It’s time to have the talk.
You know the one. The one where we talk about the time you’ve been spending with other people.
I know, you’ve got other friends. You can’t spend all your time with me. You have the right to a life of your own.
But there’s just one little thing I want from you.
Erase anyone of the opposite sex from your social group. Oh, and your Facebook account. And your phone.
I want our relationship to be special. I want us to be exclusive. And I don’t ever want to catch you looking at anyone else in that way.”
We’ve all had the talk. Some version of it, at least.
Until you’re exclusive, you’re not officially girlfriend and boyfriend. You can’t be his special girl if he’s hanging out with a dozen other babes when you’re not available.
But what is exclusivity, exactly?
Is it as simple as agreeing not to see other people?
Then no one can be exclusive. Because other people are in our face all the time. We can’t not SEE them!
Don’t laugh. 😉 Language matters. Every philosopher worth his or her salt knows the importance of defining your terms.
So is exclusivity a matter of agreeing not to sleep with other people?
If so, then how would you feel about your partner hanging out with a girl who’s attractive, single, and not you?
Even if you had his promise that he wouldn’t get physical with her, would you still feel okay about him going over to her house with no one else there?
Maybe exclusivity is more a matter of not doing anything that would make your partner jealous.
If he knows that hanging out with a hot vixen will make you see green, then he shouldn’t do it out of respect for you.
If he knows that an involuntary glance at that woman up ahead in a skirt and high heels will make you feel inadequate, then he shouldn’t do it.
If he knows that finding a new woman’s name programmed into his phone will arouse your suspicions, then he shouldn’t do it.
Just how far should his respect for your feelings go?
Should he avoid all female contact altogether, just in case?
And before you think I’m making this a female issue, men struggle with the same problem.
Some men become incredibly jealous when their partner speaks with other guys.
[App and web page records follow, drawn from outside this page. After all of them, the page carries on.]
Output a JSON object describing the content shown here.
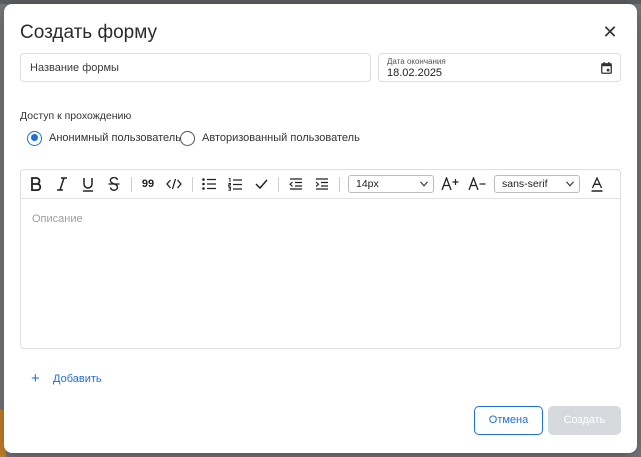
{
  "dialog": {
    "title": "Создать форму",
    "close_glyph": "✕"
  },
  "form": {
    "name_placeholder": "Название формы",
    "end_date_label": "Дата окончания",
    "end_date_value": "18.02.2025",
    "access_label": "Доступ к прохождению",
    "access_options": [
      {
        "label": "Анонимный пользователь",
        "selected": true
      },
      {
        "label": "Авторизованный пользователь",
        "selected": false
      }
    ]
  },
  "editor": {
    "toolbar": {
      "quote_label": "99",
      "font_size": "14px",
      "font_family": "sans-serif",
      "icons": [
        "bold-icon",
        "italic-icon",
        "underline-icon",
        "strikethrough-icon",
        "quote-icon",
        "code-icon",
        "bullet-list-icon",
        "numbered-list-icon",
        "check-icon",
        "outdent-icon",
        "indent-icon",
        "increase-font-icon",
        "decrease-font-icon",
        "text-color-icon"
      ]
    },
    "placeholder": "Описание"
  },
  "actions": {
    "add_label": "Добавить",
    "cancel_label": "Отмена",
    "create_label": "Создать"
  },
  "colors": {
    "accent": "#1e6fd9",
    "disabled_button": "#d6d9de"
  }
}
For them, even a friendly conversation constitutes flirting.
There’s no one-size-fits-all solution.
Exclusivity is a tricky word.
It’s vague. It’s loaded. You can’t just say it and expect him to know what you mean.
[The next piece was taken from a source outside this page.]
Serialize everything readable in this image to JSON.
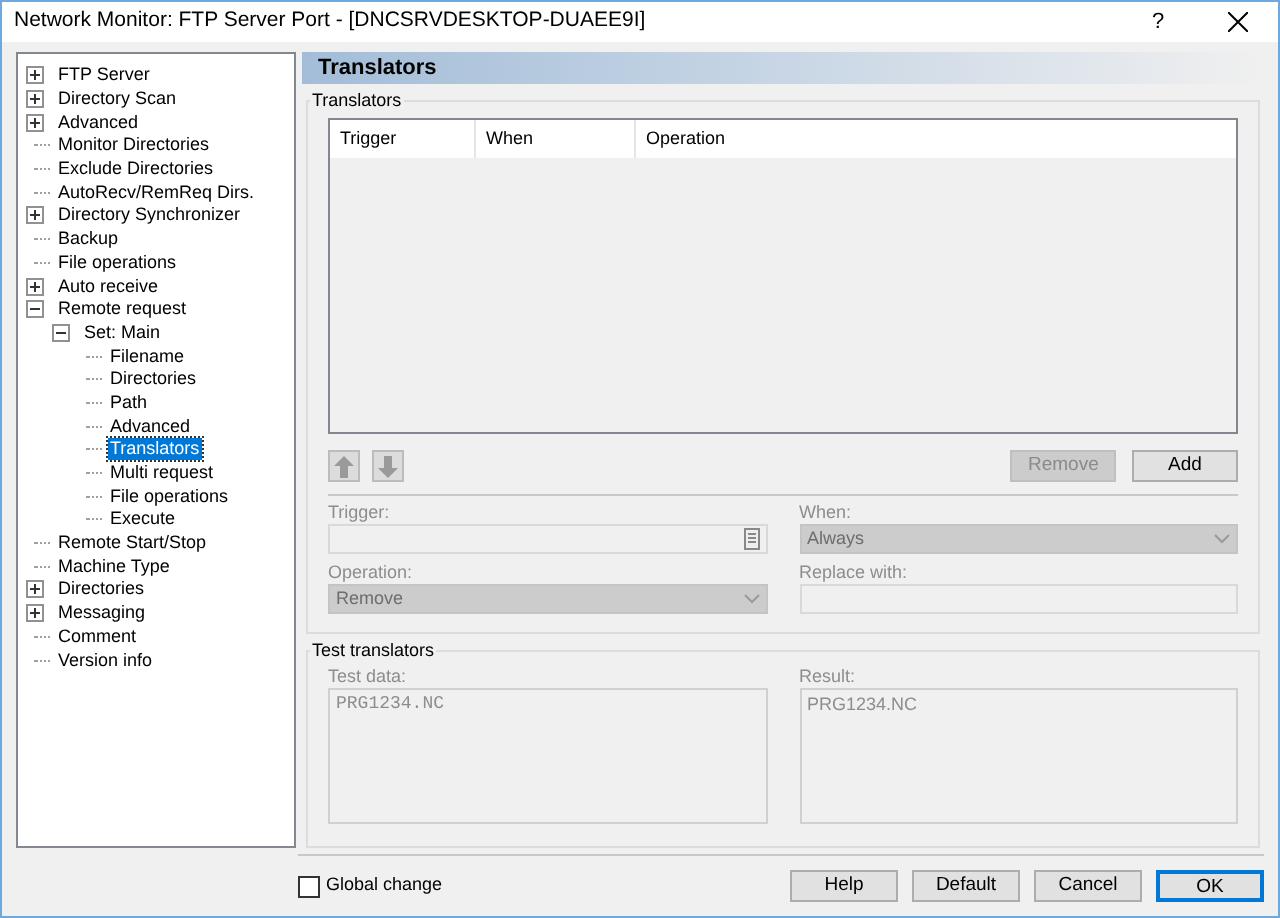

So, whether he asks you to be his girlfriend or you just want to know if he’s seeing anyone else, make sure to define your terms.
Ask, “What does being boyfriend and girlfriend mean to you?”
Explain, “I’d like us to only date and get physical with one another.”
This isn’t the only time you’ll have to have this conversation. Negotiating the kind of exclusivity that feels good to both of you takes time.
He may think nothing of hanging out with a friend from high school who’s suddenly single and on the prowl. You, on the other hand, might recognize her ulterior motives.
Don’t get angry at him. Don’t waste your anger on her. Instead, take the opportunity to open a conversation about what makes you feel confident in your relationship … and what makes you feel insecure.
You can’t control his life. Sometimes you will overreact. But as long as you’re talking, honestly and frankly about what’s going through your head, your relationship can grow.
Exclusivity and jealousy offer the perfect opportunity to learn how to talk about tricky subjects.
You’ll need to see his point of view. “But she’s an old friend! But I was just looking! But I always do that!”
He’ll need to see your point of view. “But it made me feel bad! But it seemed like you were choosing her over me! But she might tempt you into cheating!”
And you’ll need to come to some sort of agreement.
Maybe he could invite you along every time he meets up with her. Maybe you could agree that he can look at other women as long as he doesn’t touch.
This process of understanding one another and negotiating a solution that works for both of you is invaluable.
It’s the real work of relationships.
You may think that ignoring other women is the real test of his commitment, but it’s not.
His willingness to hear your point of view and work with you to find an answer is a better test.
It’s not genuine commitment if everything has to be his way (or your way).
Which suggests that exclusivity may not be the gold standard we’ve made it out to be.
Relationships aren’t just about choosing one another over everyone else.
Relationships are about choosing to listen to one another, even when you don’t want to hear.